- _WHAT THE EXERCISE ASKS_:
Count how many lines of the data include the string "nobody", then say that number and stop.

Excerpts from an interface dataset
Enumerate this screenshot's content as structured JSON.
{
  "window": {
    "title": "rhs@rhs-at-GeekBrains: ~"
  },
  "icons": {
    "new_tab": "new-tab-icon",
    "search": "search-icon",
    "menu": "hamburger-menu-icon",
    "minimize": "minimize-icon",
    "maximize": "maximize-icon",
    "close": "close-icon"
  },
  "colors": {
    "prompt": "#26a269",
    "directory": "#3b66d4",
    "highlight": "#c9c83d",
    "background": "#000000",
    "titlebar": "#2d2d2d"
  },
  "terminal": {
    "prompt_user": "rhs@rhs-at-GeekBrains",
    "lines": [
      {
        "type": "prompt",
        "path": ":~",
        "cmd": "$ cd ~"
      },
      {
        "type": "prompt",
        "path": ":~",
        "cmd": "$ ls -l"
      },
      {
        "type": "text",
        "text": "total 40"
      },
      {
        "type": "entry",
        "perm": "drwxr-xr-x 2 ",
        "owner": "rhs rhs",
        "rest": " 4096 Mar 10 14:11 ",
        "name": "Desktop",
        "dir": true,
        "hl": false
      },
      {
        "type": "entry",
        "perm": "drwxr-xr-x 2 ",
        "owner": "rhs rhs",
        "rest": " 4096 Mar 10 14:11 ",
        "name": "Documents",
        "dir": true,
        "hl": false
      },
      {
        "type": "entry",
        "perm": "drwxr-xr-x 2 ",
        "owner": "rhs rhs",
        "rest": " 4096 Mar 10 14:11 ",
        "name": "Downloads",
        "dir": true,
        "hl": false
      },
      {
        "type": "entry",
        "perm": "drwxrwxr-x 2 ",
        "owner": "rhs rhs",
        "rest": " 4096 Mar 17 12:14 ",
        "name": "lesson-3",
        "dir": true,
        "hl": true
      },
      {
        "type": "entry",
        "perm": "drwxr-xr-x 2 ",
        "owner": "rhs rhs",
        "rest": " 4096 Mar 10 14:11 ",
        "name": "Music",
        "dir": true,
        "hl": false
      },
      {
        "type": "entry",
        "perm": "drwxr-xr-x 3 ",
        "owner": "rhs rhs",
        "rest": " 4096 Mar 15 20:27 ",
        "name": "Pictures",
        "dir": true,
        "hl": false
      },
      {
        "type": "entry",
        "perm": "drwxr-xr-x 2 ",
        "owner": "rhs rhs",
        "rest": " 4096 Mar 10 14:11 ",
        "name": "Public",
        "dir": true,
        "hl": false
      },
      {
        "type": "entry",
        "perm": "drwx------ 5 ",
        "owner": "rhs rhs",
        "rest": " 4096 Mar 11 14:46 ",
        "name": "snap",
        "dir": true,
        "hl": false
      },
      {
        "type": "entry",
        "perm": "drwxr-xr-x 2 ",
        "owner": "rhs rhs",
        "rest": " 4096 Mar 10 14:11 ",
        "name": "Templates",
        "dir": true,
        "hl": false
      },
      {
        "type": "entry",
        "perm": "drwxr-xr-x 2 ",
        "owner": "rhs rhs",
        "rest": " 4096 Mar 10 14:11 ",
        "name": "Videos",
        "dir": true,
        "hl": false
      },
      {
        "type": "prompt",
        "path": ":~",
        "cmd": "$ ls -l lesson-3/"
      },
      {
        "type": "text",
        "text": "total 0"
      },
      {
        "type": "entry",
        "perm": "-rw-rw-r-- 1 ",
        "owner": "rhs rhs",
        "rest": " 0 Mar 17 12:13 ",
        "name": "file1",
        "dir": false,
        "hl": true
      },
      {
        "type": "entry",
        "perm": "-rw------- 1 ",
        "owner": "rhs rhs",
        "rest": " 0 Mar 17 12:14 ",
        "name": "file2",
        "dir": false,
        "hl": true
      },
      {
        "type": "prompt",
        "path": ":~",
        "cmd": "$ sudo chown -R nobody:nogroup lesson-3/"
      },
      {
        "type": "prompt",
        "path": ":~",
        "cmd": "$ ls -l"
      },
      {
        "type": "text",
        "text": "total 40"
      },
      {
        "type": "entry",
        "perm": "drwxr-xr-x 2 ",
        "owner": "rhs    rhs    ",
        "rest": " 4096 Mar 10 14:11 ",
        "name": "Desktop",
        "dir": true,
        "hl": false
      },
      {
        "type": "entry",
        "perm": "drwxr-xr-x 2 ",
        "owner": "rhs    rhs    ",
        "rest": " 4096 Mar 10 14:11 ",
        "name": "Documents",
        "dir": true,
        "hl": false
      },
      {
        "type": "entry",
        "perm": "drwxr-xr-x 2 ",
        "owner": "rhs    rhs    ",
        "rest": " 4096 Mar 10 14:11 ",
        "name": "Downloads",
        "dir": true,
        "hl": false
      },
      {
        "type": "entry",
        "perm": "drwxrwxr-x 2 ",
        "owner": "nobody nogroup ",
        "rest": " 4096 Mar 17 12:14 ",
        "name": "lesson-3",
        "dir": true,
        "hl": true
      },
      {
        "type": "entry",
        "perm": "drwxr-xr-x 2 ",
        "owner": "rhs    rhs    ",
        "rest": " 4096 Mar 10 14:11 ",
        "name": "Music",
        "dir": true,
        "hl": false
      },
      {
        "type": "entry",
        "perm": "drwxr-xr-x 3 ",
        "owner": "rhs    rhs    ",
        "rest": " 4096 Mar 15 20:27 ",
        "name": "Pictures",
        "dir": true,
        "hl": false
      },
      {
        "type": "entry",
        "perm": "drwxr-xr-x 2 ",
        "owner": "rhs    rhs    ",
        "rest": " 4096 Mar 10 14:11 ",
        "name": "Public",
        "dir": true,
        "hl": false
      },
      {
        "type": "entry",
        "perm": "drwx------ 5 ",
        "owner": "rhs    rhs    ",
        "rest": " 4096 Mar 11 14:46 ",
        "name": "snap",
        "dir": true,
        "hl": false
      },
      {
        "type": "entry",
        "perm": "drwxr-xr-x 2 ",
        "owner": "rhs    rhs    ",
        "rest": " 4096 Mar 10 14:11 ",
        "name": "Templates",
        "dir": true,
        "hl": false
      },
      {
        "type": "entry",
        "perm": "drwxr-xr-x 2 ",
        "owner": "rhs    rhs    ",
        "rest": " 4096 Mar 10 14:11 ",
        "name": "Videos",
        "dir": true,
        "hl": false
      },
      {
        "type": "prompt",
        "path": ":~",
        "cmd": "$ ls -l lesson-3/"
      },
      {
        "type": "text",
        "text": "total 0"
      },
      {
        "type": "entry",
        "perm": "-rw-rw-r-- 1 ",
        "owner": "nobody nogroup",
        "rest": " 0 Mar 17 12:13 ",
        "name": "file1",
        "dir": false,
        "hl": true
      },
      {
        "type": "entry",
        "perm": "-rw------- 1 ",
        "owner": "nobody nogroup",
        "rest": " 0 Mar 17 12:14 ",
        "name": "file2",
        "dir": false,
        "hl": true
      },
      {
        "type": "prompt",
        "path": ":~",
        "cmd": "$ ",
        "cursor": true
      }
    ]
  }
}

- _RESPONSE TO THIS TASK_:
4